WHAT IS EXPECTED:
In the listing that follows, how many lines have the word "HelloWorldJava" in them? Give only the number.
# # # #
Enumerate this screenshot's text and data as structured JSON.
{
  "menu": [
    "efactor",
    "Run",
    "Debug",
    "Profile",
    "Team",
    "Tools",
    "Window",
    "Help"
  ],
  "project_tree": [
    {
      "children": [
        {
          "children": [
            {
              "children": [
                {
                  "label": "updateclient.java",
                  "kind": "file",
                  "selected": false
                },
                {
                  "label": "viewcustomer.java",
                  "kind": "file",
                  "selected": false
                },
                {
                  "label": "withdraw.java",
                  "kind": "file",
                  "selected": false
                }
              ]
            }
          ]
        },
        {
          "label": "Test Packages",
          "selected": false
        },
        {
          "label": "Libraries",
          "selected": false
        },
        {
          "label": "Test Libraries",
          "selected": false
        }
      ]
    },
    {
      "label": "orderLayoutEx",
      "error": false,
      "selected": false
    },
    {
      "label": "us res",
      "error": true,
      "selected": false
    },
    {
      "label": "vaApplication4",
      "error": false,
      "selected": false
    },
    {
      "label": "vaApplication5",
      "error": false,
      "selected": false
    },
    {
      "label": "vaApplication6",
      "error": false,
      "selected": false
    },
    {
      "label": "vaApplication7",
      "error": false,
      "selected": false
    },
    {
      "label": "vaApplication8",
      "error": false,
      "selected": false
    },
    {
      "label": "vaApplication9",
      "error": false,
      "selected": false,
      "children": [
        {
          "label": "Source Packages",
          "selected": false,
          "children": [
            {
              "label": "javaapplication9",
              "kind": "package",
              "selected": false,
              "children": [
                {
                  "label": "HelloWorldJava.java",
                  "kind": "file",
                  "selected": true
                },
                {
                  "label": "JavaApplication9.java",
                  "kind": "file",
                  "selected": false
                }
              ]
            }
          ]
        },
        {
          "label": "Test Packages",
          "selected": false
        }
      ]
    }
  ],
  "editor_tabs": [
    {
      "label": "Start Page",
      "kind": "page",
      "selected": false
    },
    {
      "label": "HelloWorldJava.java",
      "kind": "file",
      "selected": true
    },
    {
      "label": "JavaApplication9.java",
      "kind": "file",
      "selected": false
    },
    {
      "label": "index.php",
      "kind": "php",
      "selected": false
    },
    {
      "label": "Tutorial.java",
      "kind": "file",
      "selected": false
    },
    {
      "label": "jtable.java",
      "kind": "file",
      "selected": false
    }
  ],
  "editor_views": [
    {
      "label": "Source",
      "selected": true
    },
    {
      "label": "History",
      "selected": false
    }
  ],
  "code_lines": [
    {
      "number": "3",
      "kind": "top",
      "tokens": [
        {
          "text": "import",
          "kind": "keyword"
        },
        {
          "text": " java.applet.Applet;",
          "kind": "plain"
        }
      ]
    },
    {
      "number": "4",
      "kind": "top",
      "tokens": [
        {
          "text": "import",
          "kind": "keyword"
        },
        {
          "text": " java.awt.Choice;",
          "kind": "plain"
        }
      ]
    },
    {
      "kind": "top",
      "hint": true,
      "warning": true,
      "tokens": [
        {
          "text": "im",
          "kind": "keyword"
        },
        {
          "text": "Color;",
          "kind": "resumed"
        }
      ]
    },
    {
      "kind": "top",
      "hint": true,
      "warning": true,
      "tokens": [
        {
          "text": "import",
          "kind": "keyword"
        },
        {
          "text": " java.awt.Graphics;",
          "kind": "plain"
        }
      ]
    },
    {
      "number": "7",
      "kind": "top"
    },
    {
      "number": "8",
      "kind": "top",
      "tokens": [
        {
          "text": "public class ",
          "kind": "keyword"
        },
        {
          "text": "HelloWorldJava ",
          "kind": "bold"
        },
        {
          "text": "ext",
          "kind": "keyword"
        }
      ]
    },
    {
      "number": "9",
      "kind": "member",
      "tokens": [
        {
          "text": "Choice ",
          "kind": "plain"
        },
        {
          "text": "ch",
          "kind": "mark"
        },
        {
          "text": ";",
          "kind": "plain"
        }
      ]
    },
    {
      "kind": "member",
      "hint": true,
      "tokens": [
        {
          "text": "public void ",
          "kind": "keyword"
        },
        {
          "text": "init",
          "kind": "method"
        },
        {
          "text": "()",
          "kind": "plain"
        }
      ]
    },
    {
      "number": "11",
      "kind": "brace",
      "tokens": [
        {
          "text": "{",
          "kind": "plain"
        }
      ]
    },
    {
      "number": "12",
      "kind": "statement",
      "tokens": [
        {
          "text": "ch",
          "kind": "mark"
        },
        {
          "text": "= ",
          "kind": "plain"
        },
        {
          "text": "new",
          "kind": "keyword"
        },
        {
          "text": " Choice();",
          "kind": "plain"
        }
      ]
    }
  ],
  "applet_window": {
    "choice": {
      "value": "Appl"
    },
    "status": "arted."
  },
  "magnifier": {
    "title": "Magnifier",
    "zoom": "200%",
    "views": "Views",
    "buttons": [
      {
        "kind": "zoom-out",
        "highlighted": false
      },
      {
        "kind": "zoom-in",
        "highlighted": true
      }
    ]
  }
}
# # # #
RESULT FOR THIS EXERCISE:
3